How Long Will It Take?
1 to 1½ hours
How Much Will It Hurt?
Anesthesia will block pain during the surgery. Your doctor will give you medicine to control pain afterwards.
Average Hospital Stay
You may be sent home the same day or next.
At the Hospital
A catheter will stay in place until urine is passing as expected. You will be asked to walk around. This helps with healing and lowers the risk of other problems.
Some activity will be limited until the site is healed. This will include heavy lifting or other strenuous activity for up to 6 weeks.
Call Your Doctor
Call your doctor if you’re not getting better as expected or have problems such as:

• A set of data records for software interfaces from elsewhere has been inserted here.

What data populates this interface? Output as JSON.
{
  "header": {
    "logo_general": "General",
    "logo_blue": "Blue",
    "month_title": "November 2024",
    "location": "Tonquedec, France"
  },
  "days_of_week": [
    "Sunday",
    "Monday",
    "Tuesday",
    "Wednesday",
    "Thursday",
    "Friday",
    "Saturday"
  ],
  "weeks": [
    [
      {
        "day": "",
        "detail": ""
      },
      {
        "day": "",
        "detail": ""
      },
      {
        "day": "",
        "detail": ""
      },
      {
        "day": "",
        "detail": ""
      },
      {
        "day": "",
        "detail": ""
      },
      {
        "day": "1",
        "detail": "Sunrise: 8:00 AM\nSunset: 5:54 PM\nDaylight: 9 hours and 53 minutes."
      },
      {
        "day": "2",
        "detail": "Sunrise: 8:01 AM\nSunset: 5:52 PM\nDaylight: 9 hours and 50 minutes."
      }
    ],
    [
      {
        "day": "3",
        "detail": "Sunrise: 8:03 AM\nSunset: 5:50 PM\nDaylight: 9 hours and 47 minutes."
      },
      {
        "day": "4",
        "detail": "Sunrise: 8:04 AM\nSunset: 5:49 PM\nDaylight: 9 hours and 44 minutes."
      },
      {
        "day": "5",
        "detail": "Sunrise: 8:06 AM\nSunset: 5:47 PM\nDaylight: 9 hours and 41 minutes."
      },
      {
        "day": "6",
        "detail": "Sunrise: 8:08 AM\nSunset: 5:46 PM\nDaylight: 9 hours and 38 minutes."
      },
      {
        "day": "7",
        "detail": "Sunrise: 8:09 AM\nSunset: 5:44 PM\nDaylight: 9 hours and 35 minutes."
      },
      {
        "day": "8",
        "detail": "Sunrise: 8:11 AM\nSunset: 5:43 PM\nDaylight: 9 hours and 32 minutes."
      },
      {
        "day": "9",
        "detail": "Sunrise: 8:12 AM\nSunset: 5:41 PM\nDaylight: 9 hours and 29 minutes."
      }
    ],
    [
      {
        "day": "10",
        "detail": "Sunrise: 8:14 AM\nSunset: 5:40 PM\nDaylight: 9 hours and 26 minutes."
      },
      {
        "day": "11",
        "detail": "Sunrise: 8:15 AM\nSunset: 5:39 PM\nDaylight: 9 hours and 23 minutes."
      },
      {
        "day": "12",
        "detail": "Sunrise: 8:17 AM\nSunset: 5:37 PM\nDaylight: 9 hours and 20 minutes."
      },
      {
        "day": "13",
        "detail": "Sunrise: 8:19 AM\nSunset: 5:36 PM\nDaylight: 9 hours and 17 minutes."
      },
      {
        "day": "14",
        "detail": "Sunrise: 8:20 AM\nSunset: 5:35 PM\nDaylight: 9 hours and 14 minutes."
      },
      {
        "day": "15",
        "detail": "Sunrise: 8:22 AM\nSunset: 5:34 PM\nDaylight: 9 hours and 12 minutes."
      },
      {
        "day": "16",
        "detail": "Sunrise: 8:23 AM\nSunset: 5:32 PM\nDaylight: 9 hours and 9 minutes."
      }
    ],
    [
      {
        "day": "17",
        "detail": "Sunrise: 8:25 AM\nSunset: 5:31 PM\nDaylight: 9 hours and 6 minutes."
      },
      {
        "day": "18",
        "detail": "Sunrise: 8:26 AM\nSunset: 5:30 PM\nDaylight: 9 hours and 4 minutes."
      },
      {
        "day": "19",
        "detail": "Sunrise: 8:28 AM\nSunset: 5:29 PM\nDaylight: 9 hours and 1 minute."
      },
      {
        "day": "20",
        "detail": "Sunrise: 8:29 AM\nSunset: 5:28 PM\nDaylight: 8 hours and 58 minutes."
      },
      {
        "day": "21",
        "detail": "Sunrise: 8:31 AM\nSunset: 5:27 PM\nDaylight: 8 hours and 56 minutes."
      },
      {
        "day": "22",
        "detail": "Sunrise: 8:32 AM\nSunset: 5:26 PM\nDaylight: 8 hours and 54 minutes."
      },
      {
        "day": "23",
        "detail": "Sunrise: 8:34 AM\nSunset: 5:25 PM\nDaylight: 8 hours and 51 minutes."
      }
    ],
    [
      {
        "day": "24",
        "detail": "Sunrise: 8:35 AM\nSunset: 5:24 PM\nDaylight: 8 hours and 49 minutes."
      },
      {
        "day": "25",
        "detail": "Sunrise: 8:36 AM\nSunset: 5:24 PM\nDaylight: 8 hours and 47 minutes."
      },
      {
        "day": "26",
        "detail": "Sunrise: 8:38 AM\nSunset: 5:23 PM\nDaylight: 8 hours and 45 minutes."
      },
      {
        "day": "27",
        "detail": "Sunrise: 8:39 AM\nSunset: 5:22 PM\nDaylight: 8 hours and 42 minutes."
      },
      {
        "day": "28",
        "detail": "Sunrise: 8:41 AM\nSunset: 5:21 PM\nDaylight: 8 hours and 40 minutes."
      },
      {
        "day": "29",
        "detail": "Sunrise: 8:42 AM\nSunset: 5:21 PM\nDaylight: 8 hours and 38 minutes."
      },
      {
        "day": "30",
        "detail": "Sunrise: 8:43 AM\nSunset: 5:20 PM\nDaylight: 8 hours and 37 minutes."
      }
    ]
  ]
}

- Signs of infection such as fever or chills
- Redness, swelling, increasing pain, excessive bleeding, or any discharge from the site
- Pain that you can't control with the medicines you were given
- Cough, breathing problems, or chest pain
- Severe nausea or vomiting
- Problems passing urine
- Pain, burning, urgency, or frequency while passing urine
If you think you have an emergency, call for emergency medical services right away.
National Institute of Diabetes and Digestive and Kidney Diseases
Urology Care Foundation
The Canadian Continence Foundation
Women's Health Matters—Women's College Hospital
Retropubic suspension. Encyclopedia of Surgery website. Available at: https://www.surgeryencyclopedia.com/Pa-St/Retropubic-Suspension.html. Accessed February 5, 2020.
Surgery for stress urinary incontinence. The American College of Obstetricians and Gynecologists website. Available at: https://www.acog.org/Patients/FAQs/Surgery-for-Stress-Urinary-Incontinence. Accessed February 5, 2020.
Surgery for urinary incontinence. EBSCO DynaMed website. Available at: https://www.dynamed.com/topics/dmp~AN~T900644/Surgery-for-urinary-incontinence. Accessed February 5, 2020.
Urinary incontinence. Urology Care Foundation website. Available at: https://www.urologyhealth.org/urologic-conditions/urinary-incontinence. Accessed February 5, 2020.
7/15/2016 DynaMed Plus Systematic Literature Surveillance http://www.dynamed.com/topics/dmp~AN~T116102/Hysterectomy: Van Eyk N, van Schalkwyk J, Infectious Disease Committee. Antibiotic prophylaxis in gynaecologic procedures. J Obstet Gynaecol Can. 2012;34(4):382-391.
Last reviewed February 2020 by EBSCO Medical Review Board Adrienne Carmack, MD Last Updated: 2/5/2020